In other news from CAIC, field reporters have already logged in a D2 avalanche in Lake County. Last Saturday, Jan 12 it was reported that a D2 avalanche took place on nearby Mt Zion. Then the next day, a small slab avalanche on a west aspect near Fremont Pass was registered in the books. While these incidents are considered small snowslides relative to their paths, they would be considered destructive if they hit something, or threatened roadways below. Fortunately, most debris stays up in the “gulch” and rarely threatens humans or structures.

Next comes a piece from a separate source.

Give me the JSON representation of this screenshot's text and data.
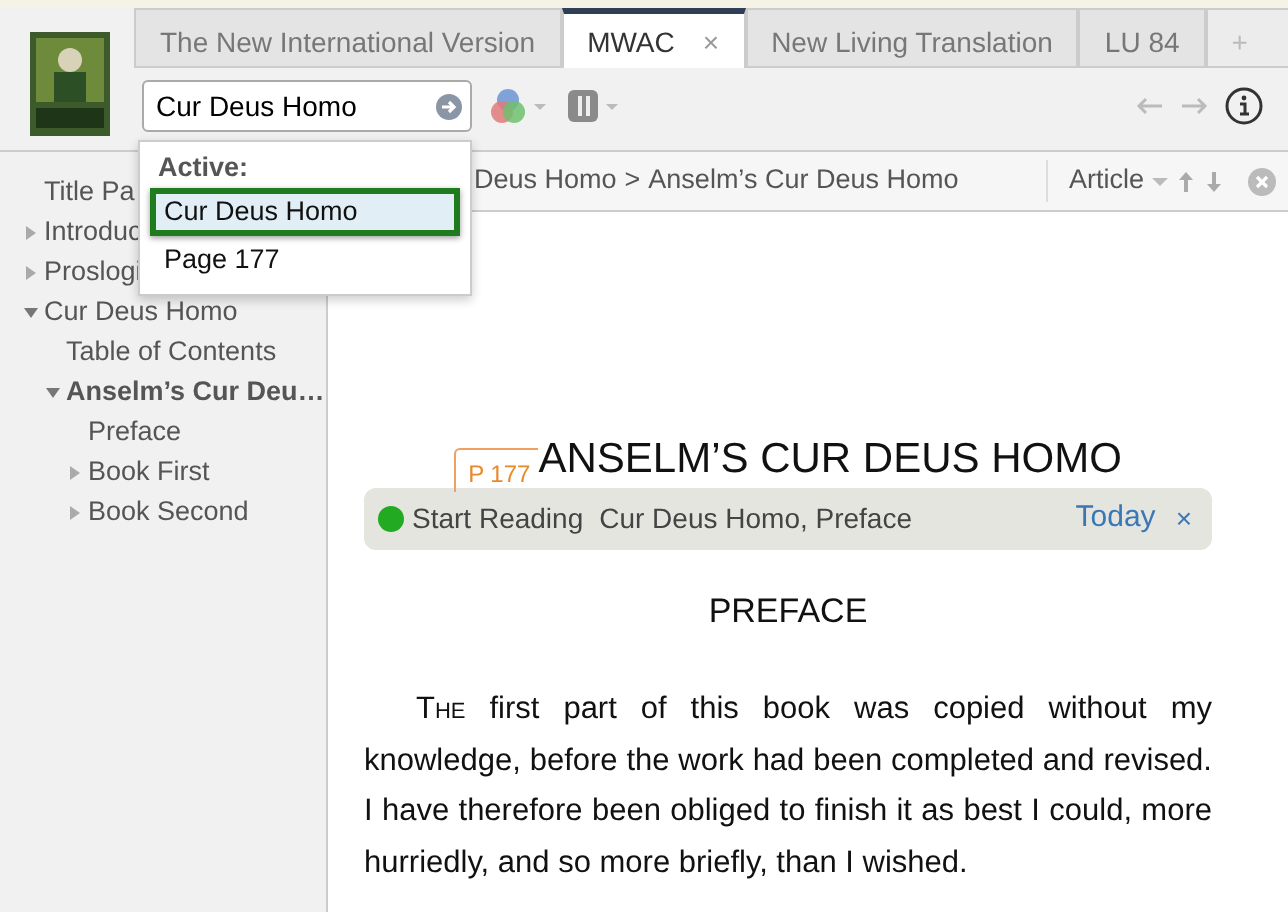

Avalanche officials warn that backcountry users can easily trigger large avalanches today on terrain features where Wednesday’s snow drifted into dense slabs. The most dangerous slopes will face north through east to south, near and above treeline. Steady strong westerly winds blew throughout yesterday’s storm and overnight. Newly formed slabs will feel dense, possibly sounding hollow if you travel on them. Expect these will have grown to one to three feet thick in the most heavily drifted features below ridgelines, under cornices and in alpine gullies or shallow depressions.
While the fresh snow is a beacon to adventure for high-altitude skiers, and snowmobilers, users are encouraged to choose slopes carefully today to travel safely. Avoid traveling on or beneath steep freshly drifted features. Consider that if you feel the snow surface becoming stiffer as you move onto a slope, or you see cracking in the snow surface, it’s time to back off.
It’s wintertime at 10,152 in Leadville Today which is always a double-edged sword with high-country adventure on one side and treacherous highway travel and increasingly dangerous avalanche conditions on the other. For the most up-to-the-minute road conditions, readers can connect with the Colorado Department of Transportation at cotrip.org. Backcountry users, be sure to check out the Colorado Avalanche Information Center’s website for current backcountry conditions.